One of my mother’s sisters used to say that if you got tp where you were going without any trouble, it was an excursion. If you had problems, it was an adventure.
Well, I am on an adventure now! Sort of. Is it a problem if it isn’t really a problem?
Shortly after I passed through El Paso, I stopped at a fast food place to use the restroom, and my car didn’t start. Dead battery. (It still had a year left on the warranty, which is why I hadn’t already replaced it.) I have emergency road service through my insurance company, so that wasn’t a problem. What gave me pause is the location of the battery — under the back seat. A seat, I might add, that is completely full of supplies and equipment for my journey. So I unloaded the car for the guy to jump start the engine, loaded it all up again, and drove to the closest AutoZone. A straight five mile jog back down the road I had been traveling. And then I had to unpack the car again and repack it.

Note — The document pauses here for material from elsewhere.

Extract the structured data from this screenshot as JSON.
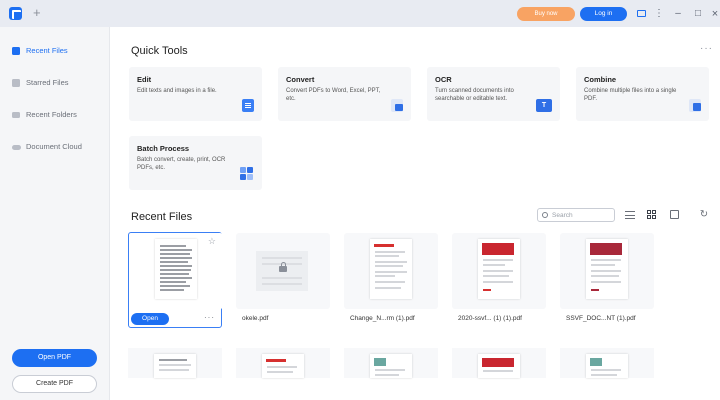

By then, it was too late to make the two-hour journey to the Guadalupe Mountains, so once again, I spent the night in a motel. This one was way overpriced with zero amenities or charm, but it was in the right place.
And best of all, a Whataburger was within walking distance. (I hadn’t been near the restaurant for almost three decades, so it was a real treat. As good as I remembered.)
My auto body guy who discovered the brakes that had been hacked instead of being fixed, the fuel lines that I paid to have fixed but weren’t, and various other minor details like that, used to tell me that God loved me. And so it is.
If the battery was going to die, it couldn’t have happened at a better time or place. What if it had died when I was at some remote campground without a cell signal?
But it didn’t.
I have felt from the beginning that this is a magic journey; I believe it still.
And oh, what an adventure I am having!
(Pat Bertram is the author of the suspense novels Light Bringer, More Deaths Than One, A Spark of Heavenly Fire, and Daughter Am I. Bertram is also the author of Grief: The Great Yearning, “an exquisite book, wrenching to read, and at the same time full of profound truths.”)